Saturday, February 14, 2009

The college scam

Taking on heavy debt pursuing a degree is leaving many young people miserable and poor

A college diploma is supposed to be the ticket to the good life. Colleges and politicians tell students, "Your life will be much better if you go to college. On average, during your lifetime you will earn a million dollars more if you get a bachelor's degree." Barack Obama, stumping on the campaign trail, said, "We expect all our children not only to graduate high school, but to graduate college." Rachele Percel heard the promises. She borrowed big to pay about $24,000 a year to attend Rivier College in New Hampshire. She got a degree in human development. "I was told just to take out the loans and get the degree because when you graduate you're going to be able to get that good job and pay them off no problem," she told me for "20/20."

But for three years she failed to find a decent job. Now she holds a low-level desk job doing work she says she could have done straight out of high school. And she's still $85,000 in debt. Last month she had to move out of her apartment because she couldn't pay the rent. The promise about college? "I definitely feel like it was a scam," says Rachele.

Her college wrote us that many of its graduates have launched successful careers. But Rachele's problem isn't uncommon. A recent survey asked thousands of students: Would you go to your college again? About 40 percent said no. "The bachelor's degree? It's America's most overrated product," says education consultant and career counselor Dr. Marty Nemko.

Nemko is one of many who are critical of that often-cited million-dollar lifetime-earning bonus. "There could be no more misleading statistic," he says. It includes billionaire superearners who skew the average. More importantly, the statistic misleads because many successful college kids would have been successful whether they went to college or not. "You could take the pool of college-bound students and lock them in a closet for four years - and they're going to earn more money," Nemko says. Those are the kids who already tend to be more intelligent, harder-working and more persistent.

But universities still throw around that million-dollar number. Arizona State recently used it to justify a tuition hike. Charles Murray's recent book, "Real Education," argues that many students just aren't able to handle college work. Graduation statistics seem to bear him out. "If you're in the bottom 40 percent of your high school class," Nemko says, "you have a very small chance of graduating, even if you are given eight and a half years."

Colleges still actively recruit those kids, and eight years later, many of those students find themselves with no degree and lots of debt.

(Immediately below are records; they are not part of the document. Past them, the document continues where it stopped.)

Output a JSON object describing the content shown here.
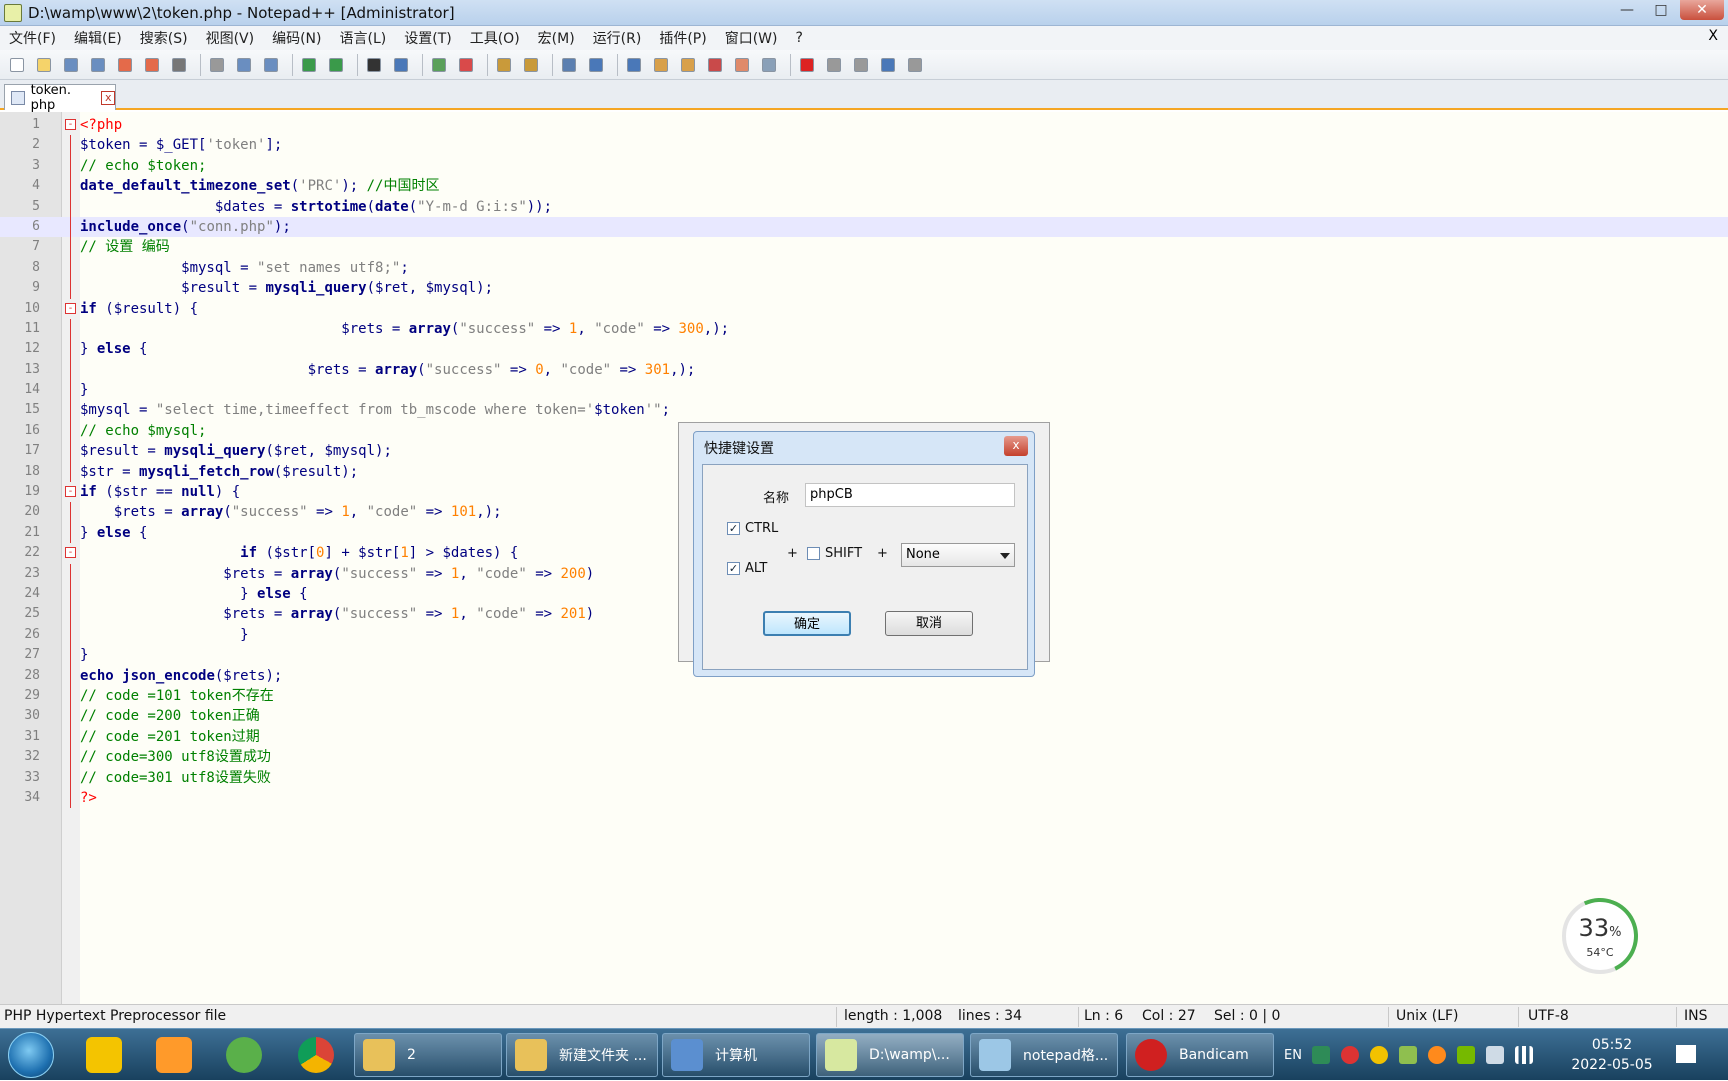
{
  "window": {
    "title": "D:\\wamp\\www\\2\\token.php - Notepad++ [Administrator]",
    "min": "—",
    "max": "□",
    "close": "✕"
  },
  "menu": [
    "文件(F)",
    "编辑(E)",
    "搜索(S)",
    "视图(V)",
    "编码(N)",
    "语言(L)",
    "设置(T)",
    "工具(O)",
    "宏(M)",
    "运行(R)",
    "插件(P)",
    "窗口(W)",
    "?"
  ],
  "menu_close": "X",
  "tab": {
    "label": "token. php",
    "close": "x"
  },
  "editor": {
    "current_line": 6
  },
  "lines": [
    {
      "n": "1",
      "fold": "-",
      "tokens": [
        [
          "tg",
          "<?php"
        ]
      ]
    },
    {
      "n": "2",
      "tokens": [
        [
          "vr",
          "$token = $_GET["
        ],
        [
          "st",
          "'token'"
        ],
        [
          "vr",
          "];"
        ]
      ]
    },
    {
      "n": "3",
      "tokens": [
        [
          "cm",
          "// echo $token;"
        ]
      ]
    },
    {
      "n": "4",
      "tokens": [
        [
          "fn",
          "date_default_timezone_set"
        ],
        [
          "vr",
          "("
        ],
        [
          "st",
          "'PRC'"
        ],
        [
          "vr",
          "); "
        ],
        [
          "cm",
          "//中国时区"
        ]
      ]
    },
    {
      "n": "5",
      "tokens": [
        [
          "vr",
          "                $dates = "
        ],
        [
          "fn",
          "strtotime"
        ],
        [
          "vr",
          "("
        ],
        [
          "fn",
          "date"
        ],
        [
          "vr",
          "("
        ],
        [
          "st",
          "\"Y-m-d G:i:s\""
        ],
        [
          "vr",
          "));"
        ]
      ]
    },
    {
      "n": "6",
      "tokens": [
        [
          "kw",
          "include_once"
        ],
        [
          "vr",
          "("
        ],
        [
          "st",
          "\"conn.php\""
        ],
        [
          "vr",
          ");"
        ]
      ]
    },
    {
      "n": "7",
      "tokens": [
        [
          "cm",
          "// 设置 编码"
        ]
      ]
    },
    {
      "n": "8",
      "tokens": [
        [
          "vr",
          "            $mysql = "
        ],
        [
          "st",
          "\"set names utf8;\""
        ],
        [
          "vr",
          ";"
        ]
      ]
    },
    {
      "n": "9",
      "tokens": [
        [
          "vr",
          "            $result = "
        ],
        [
          "fn",
          "mysqli_query"
        ],
        [
          "vr",
          "($ret, $mysql);"
        ]
      ]
    },
    {
      "n": "10",
      "fold": "-",
      "tokens": [
        [
          "kw",
          "if"
        ],
        [
          "vr",
          " ($result) {"
        ]
      ]
    },
    {
      "n": "11",
      "tokens": [
        [
          "vr",
          "                               $rets = "
        ],
        [
          "kw",
          "array"
        ],
        [
          "vr",
          "("
        ],
        [
          "st",
          "\"success\""
        ],
        [
          "vr",
          " => "
        ],
        [
          "nm",
          "1"
        ],
        [
          "vr",
          ", "
        ],
        [
          "st",
          "\"code\""
        ],
        [
          "vr",
          " => "
        ],
        [
          "nm",
          "300"
        ],
        [
          "vr",
          ",);"
        ]
      ]
    },
    {
      "n": "12",
      "tokens": [
        [
          "vr",
          "} "
        ],
        [
          "kw",
          "else"
        ],
        [
          "vr",
          " {"
        ]
      ]
    },
    {
      "n": "13",
      "tokens": [
        [
          "vr",
          "                           $rets = "
        ],
        [
          "kw",
          "array"
        ],
        [
          "vr",
          "("
        ],
        [
          "st",
          "\"success\""
        ],
        [
          "vr",
          " => "
        ],
        [
          "nm",
          "0"
        ],
        [
          "vr",
          ", "
        ],
        [
          "st",
          "\"code\""
        ],
        [
          "vr",
          " => "
        ],
        [
          "nm",
          "301"
        ],
        [
          "vr",
          ",);"
        ]
      ]
    },
    {
      "n": "14",
      "tokens": [
        [
          "vr",
          "}"
        ]
      ]
    },
    {
      "n": "15",
      "tokens": [
        [
          "vr",
          "$mysql = "
        ],
        [
          "st",
          "\"select time,timeeffect from tb_mscode where token='"
        ],
        [
          "vr",
          "$token"
        ],
        [
          "st",
          "'\""
        ],
        [
          "vr",
          ";"
        ]
      ]
    },
    {
      "n": "16",
      "tokens": [
        [
          "cm",
          "// echo $mysql;"
        ]
      ]
    },
    {
      "n": "17",
      "tokens": [
        [
          "vr",
          "$result = "
        ],
        [
          "fn",
          "mysqli_query"
        ],
        [
          "vr",
          "($ret, $mysql);"
        ]
      ]
    },
    {
      "n": "18",
      "tokens": [
        [
          "vr",
          "$str = "
        ],
        [
          "fn",
          "mysqli_fetch_row"
        ],
        [
          "vr",
          "($result);"
        ]
      ]
    },
    {
      "n": "19",
      "fold": "-",
      "tokens": [
        [
          "kw",
          "if"
        ],
        [
          "vr",
          " ($str == "
        ],
        [
          "kw",
          "null"
        ],
        [
          "vr",
          ") {"
        ]
      ]
    },
    {
      "n": "20",
      "tokens": [
        [
          "vr",
          "    $rets = "
        ],
        [
          "kw",
          "array"
        ],
        [
          "vr",
          "("
        ],
        [
          "st",
          "\"success\""
        ],
        [
          "vr",
          " => "
        ],
        [
          "nm",
          "1"
        ],
        [
          "vr",
          ", "
        ],
        [
          "st",
          "\"code\""
        ],
        [
          "vr",
          " => "
        ],
        [
          "nm",
          "101"
        ],
        [
          "vr",
          ",);"
        ]
      ]
    },
    {
      "n": "21",
      "tokens": [
        [
          "vr",
          "} "
        ],
        [
          "kw",
          "else"
        ],
        [
          "vr",
          " {"
        ]
      ]
    },
    {
      "n": "22",
      "fold": "-",
      "tokens": [
        [
          "vr",
          "                   "
        ],
        [
          "kw",
          "if"
        ],
        [
          "vr",
          " ($str["
        ],
        [
          "nm",
          "0"
        ],
        [
          "vr",
          "] + $str["
        ],
        [
          "nm",
          "1"
        ],
        [
          "vr",
          "] > $dates) {"
        ]
      ]
    },
    {
      "n": "23",
      "tokens": [
        [
          "vr",
          "                 $rets = "
        ],
        [
          "kw",
          "array"
        ],
        [
          "vr",
          "("
        ],
        [
          "st",
          "\"success\""
        ],
        [
          "vr",
          " => "
        ],
        [
          "nm",
          "1"
        ],
        [
          "vr",
          ", "
        ],
        [
          "st",
          "\"code\""
        ],
        [
          "vr",
          " => "
        ],
        [
          "nm",
          "200"
        ],
        [
          "vr",
          ")"
        ]
      ]
    },
    {
      "n": "24",
      "tokens": [
        [
          "vr",
          "                   } "
        ],
        [
          "kw",
          "else"
        ],
        [
          "vr",
          " {"
        ]
      ]
    },
    {
      "n": "25",
      "tokens": [
        [
          "vr",
          "                 $rets = "
        ],
        [
          "kw",
          "array"
        ],
        [
          "vr",
          "("
        ],
        [
          "st",
          "\"success\""
        ],
        [
          "vr",
          " => "
        ],
        [
          "nm",
          "1"
        ],
        [
          "vr",
          ", "
        ],
        [
          "st",
          "\"code\""
        ],
        [
          "vr",
          " => "
        ],
        [
          "nm",
          "201"
        ],
        [
          "vr",
          ")"
        ]
      ]
    },
    {
      "n": "26",
      "tokens": [
        [
          "vr",
          "                   }"
        ]
      ]
    },
    {
      "n": "27",
      "tokens": [
        [
          "vr",
          "}"
        ]
      ]
    },
    {
      "n": "28",
      "tokens": [
        [
          "kw",
          "echo"
        ],
        [
          "vr",
          " "
        ],
        [
          "fn",
          "json_encode"
        ],
        [
          "vr",
          "($rets);"
        ]
      ]
    },
    {
      "n": "29",
      "tokens": [
        [
          "cm",
          "// code =101 token不存在"
        ]
      ]
    },
    {
      "n": "30",
      "tokens": [
        [
          "cm",
          "// code =200 token正确"
        ]
      ]
    },
    {
      "n": "31",
      "tokens": [
        [
          "cm",
          "// code =201 token过期"
        ]
      ]
    },
    {
      "n": "32",
      "tokens": [
        [
          "cm",
          "// code=300 utf8设置成功"
        ]
      ]
    },
    {
      "n": "33",
      "tokens": [
        [
          "cm",
          "// code=301 utf8设置失败"
        ]
      ]
    },
    {
      "n": "34",
      "tokens": [
        [
          "tg",
          "?>"
        ]
      ]
    }
  ],
  "dialog": {
    "title": "快捷键设置",
    "close": "x",
    "name_label": "名称",
    "name_value": "phpCB",
    "ctrl_label": "CTRL",
    "alt_label": "ALT",
    "shift_label": "SHIFT",
    "ctrl_checked": true,
    "alt_checked": true,
    "shift_checked": false,
    "plus": "+",
    "key_value": "None",
    "ok_label": "确定",
    "cancel_label": "取消"
  },
  "status": {
    "filetype": "PHP Hypertext Preprocessor file",
    "length": "length : 1,008",
    "lines": "lines : 34",
    "ln": "Ln : 6",
    "col": "Col : 27",
    "sel": "Sel : 0 | 0",
    "eol": "Unix (LF)",
    "encoding": "UTF-8",
    "mode": "INS"
  },
  "widget": {
    "percent": "33",
    "percent_sign": "%",
    "temp": "54°C"
  },
  "taskbar": {
    "items": [
      {
        "label": "2",
        "color": "#e8c15a"
      },
      {
        "label": "新建文件夹 ...",
        "color": "#e8c15a"
      },
      {
        "label": "计算机",
        "color": "#5b8fd0"
      },
      {
        "label": "D:\\wamp\\...",
        "color": "#d7e8a0"
      },
      {
        "label": "notepad格...",
        "color": "#9cc7e6"
      },
      {
        "label": "Bandicam",
        "color": "#d02020"
      }
    ],
    "lang": "EN",
    "time": "05:52",
    "date": "2022-05-05"
  },
  "colors": {
    "fold_marker": "#dd3333",
    "current_line": "#e8e8ff",
    "accent_tab": "#f5a623"
  }
}
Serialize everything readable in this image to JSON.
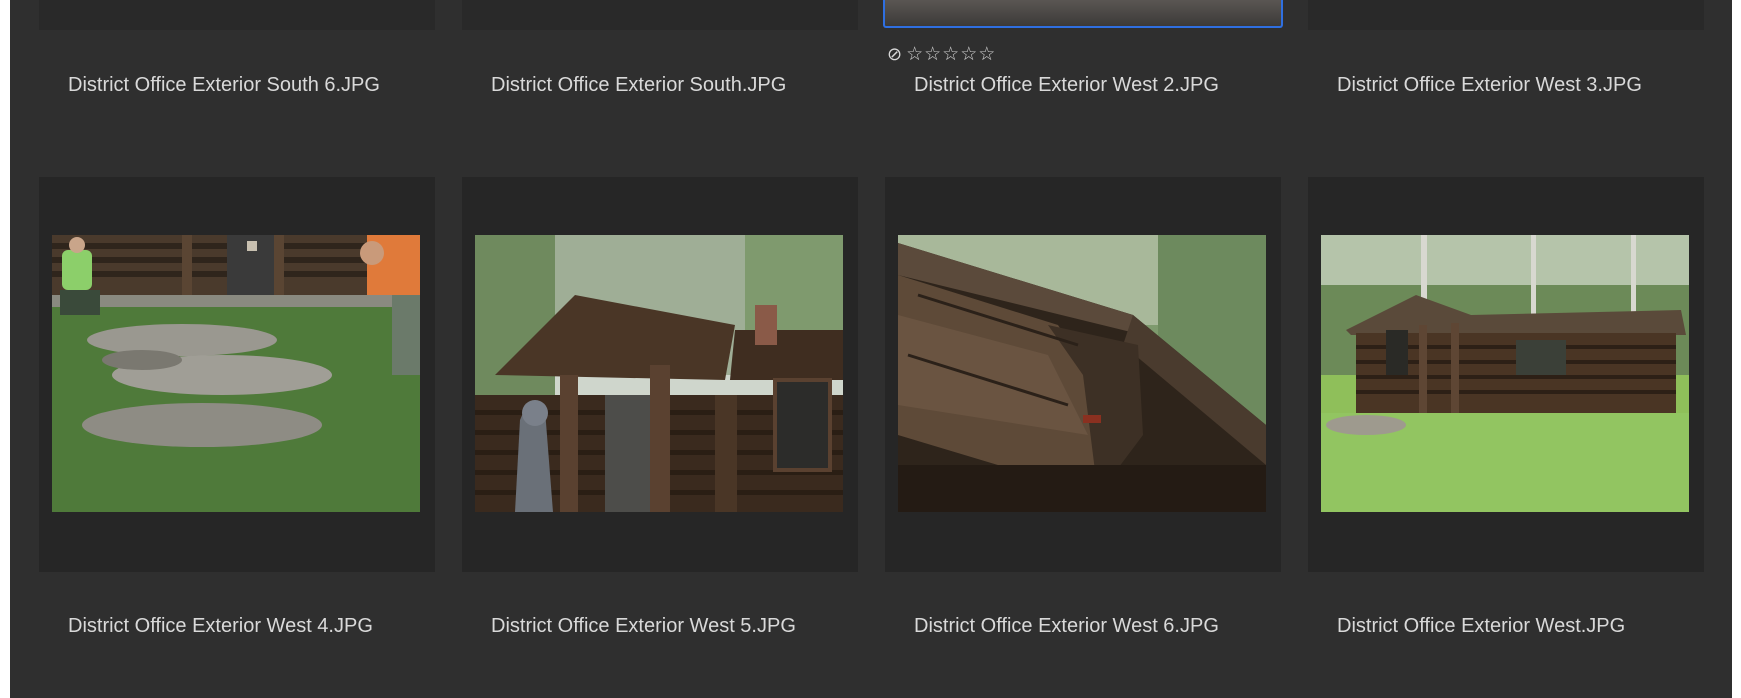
{
  "top_row": [
    {
      "filename": "District Office Exterior South 6.JPG",
      "selected": false
    },
    {
      "filename": "District Office Exterior South.JPG",
      "selected": false
    },
    {
      "filename": "District Office Exterior West 2.JPG",
      "selected": true,
      "rating": {
        "reject_icon": "⊘",
        "stars": "☆☆☆☆☆"
      }
    },
    {
      "filename": "District Office Exterior West 3.JPG",
      "selected": false
    }
  ],
  "bottom_row": [
    {
      "filename": "District Office Exterior West 4.JPG"
    },
    {
      "filename": "District Office Exterior West 5.JPG"
    },
    {
      "filename": "District Office Exterior West 6.JPG"
    },
    {
      "filename": "District Office Exterior West.JPG"
    }
  ],
  "colors": {
    "background": "#2f2f2f",
    "card": "#262626",
    "selection": "#2f6fe0",
    "text": "#d9d9d9"
  }
}
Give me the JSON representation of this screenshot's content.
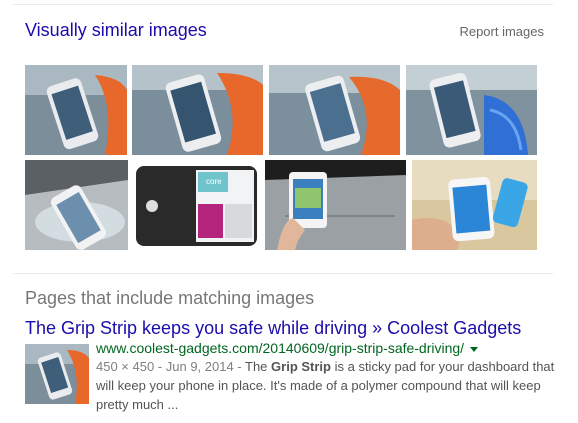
{
  "similar": {
    "title": "Visually similar images",
    "report_label": "Report images",
    "thumbnails": [
      {
        "icon": "phone-on-orange-grip-image"
      },
      {
        "icon": "phone-on-orange-grip-image"
      },
      {
        "icon": "phone-on-orange-grip-image"
      },
      {
        "icon": "phone-on-blue-grip-image"
      },
      {
        "icon": "phone-on-clear-pad-image"
      },
      {
        "icon": "core-package-image"
      },
      {
        "icon": "phone-on-dashboard-image"
      },
      {
        "icon": "phone-in-hand-image"
      }
    ]
  },
  "pages": {
    "heading": "Pages that include matching images",
    "results": [
      {
        "title": "The Grip Strip keeps you safe while driving » Coolest Gadgets",
        "url": "www.coolest-gadgets.com/20140609/grip-strip-safe-driving/",
        "meta": "450 × 450 - Jun 9, 2014 - ",
        "snippet_pre": "The ",
        "snippet_bold1": "Grip Strip",
        "snippet_mid": " is a sticky pad for your dashboard that will keep your phone in place. It's made of a polymer compound that will keep pretty much ...",
        "thumb_icon": "phone-on-orange-grip-image"
      }
    ]
  },
  "colors": {
    "link": "#1a0dab",
    "url": "#006621",
    "heading_gray": "#777777",
    "grip_orange": "#e8672a",
    "grip_blue": "#2f6fd6"
  }
}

They think of themselves as failures. "And the immoral thing about it is that the colleges do not disclose that!"

For many kids, career counselors told us, it's often smarter to acquire specific marketable skills at a community college or technical school, or to work as an apprentice for some business. That makes you more employable. Vocational education pays off for many. Electricians today make on average $48,000 a year. Plumbers make $47,000. That's more than the average American earns. But some people look down on vocational school. A degree from a four-year college is considered first class. A vocational-school degree is not.

"More people need to realize that you don't have to get a four-year degree to be successful," says Steven Eilers, who went through an automotive program and then continued his education by getting a paying job as an apprentice in a car-repair center. He's making good money, and he has zero student-loan debt.

Eilers' story is no fluke. In the past year, while hundreds of thousands of white-collar jobs vanished, the auto-repair industry added jobs. Self-serving college presidents and politicians should drop the scam. Higher enrollments and government loan programs may be good for them, but they are making lots of our kids miserable and poor. For many, the good life can be lived without college.


Australia: Another government school "loses" a child

A girl with a disability is the second student in a fortnight found wandering the streets while her teachers were unaware she had left school.

Jasmine Colman's mother Vickie Liddle is furious that her five-year-old daughter, who suffers from Aspergers-related autism and stress-related epilepsy, was able to walk out of the Harris Fields State School at Woodridge, south of Brisbane, at lunchtime on Tuesday and cross a busy main road. Ms Liddle said a kindergarten teacher who knew Jasmine saw the youngster talking to a stranger on the footpath and took her back to school. "She could have been kidnapped, she could have had a seizure on the road - anything could have happened," Ms Liddle said. "The fact that she wasn't seen and no one noticed, and especially the fact that she has a disability, that was phenomenal. "They didn't even know she was gone." She said her "blood was boiling" over the incident and the fact the principal failed to apologise or talk to her about it.

A statement from Education Queensland said Jasmine became separated at the end of lunchtime when Prep students and teachers were moving back to the classroom. "The Prep student left the group. Teachers were supervising students at this time," the statement said.

"When the mother arrived at the school, she was immediately met by the deputy principal and special education teacher who apologised to her." The principal had rung the mother to apologise yesterday.

At Morayfield State School last week, a five-year-old boy was found wandering the streets while his teacher was unaware he was missing.


No comments: